Gene variants associated with red hair, pale skin and freckles appear to be linked to a greater number of genetic mutations in melanomas, researchers reported in a study published online in Nature Communications (July 12, 2016).
The overall goal of the study was to determine the likelihood of increased mutations of melanomas in patients with red hair. During the study, the researchers analyzed publically available data-sets of tumour DNA sequences collected from more than 400 people.
“This study [looked] at how the inherited Melanocortin 1 receptor (MC1R) gene affects the number of spontaneous mutations in skin cancers and has significant implications for understanding how skin cancers form,” said Prof. Tim Bishop, joint lead author and director at the University of Leeds Institute of Cancer & Patholody in Leeds, U.K.

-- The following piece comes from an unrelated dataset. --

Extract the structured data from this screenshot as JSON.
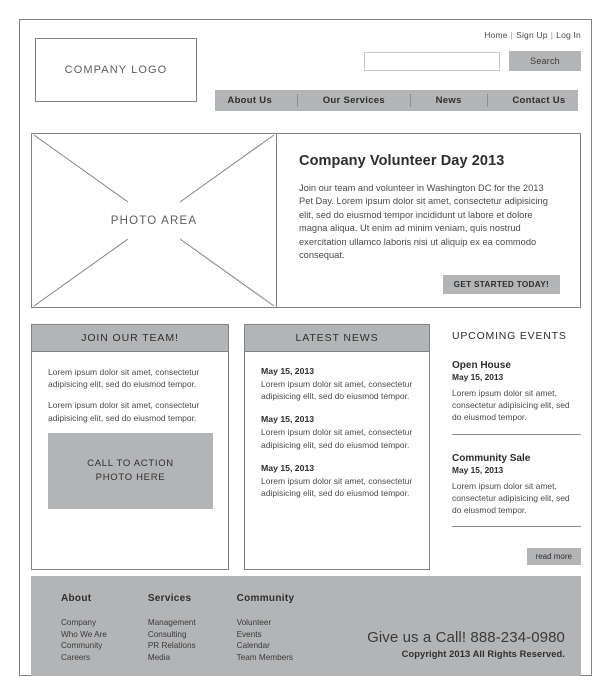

“It has only been possible due to the large-scale data available. The tumours were sequenced in the U.S. from patients all over the world and the data was made freely accessible to all researchers,” added Prof. Bishop, who was quoted in a press release.
MC1R gene variant, UV light
Overall, the findings showed that even a single copy of a red hair-associated Melanocortin 1 receptor (MC1R) gene variant increased the number of mutations in melanoma skin cancer.
Interestingly, the researchers also indicated that they found an average of 42% more sun-associated mutations in tumours from people carrying the MC1R gene variant.
The study also revealed that the MC1R gene variation not only increased the number of spontaneous mutations caused by ultraviolet light, but also raised the level of other mutations in the tumours. This suggests that biological processes exist in cancer development in people with MC1R gene variation that are not solely related to ultraviolet light, the researchers reported.
“It has been known for a while that a person with red hair has an increased likelihood of developing skin cancer, but this is the first time that the gene has been proven to be associated with skin cancers with more mutations,” said Dr. David Adams, senior group leader at the Wellcome Trust Sanger Institute in Hinxton, Cambridge, U.K.
“Unexpectedly, we also showed that people with only a single copy of the gene variant still have a much higher number of tumour mutations than the rest of the population. This is one of the first examples of a common genetic profile having a large impact on a cancer genome and could help better identify people at higher risk of developing skin cancer,” added Dr. Adams.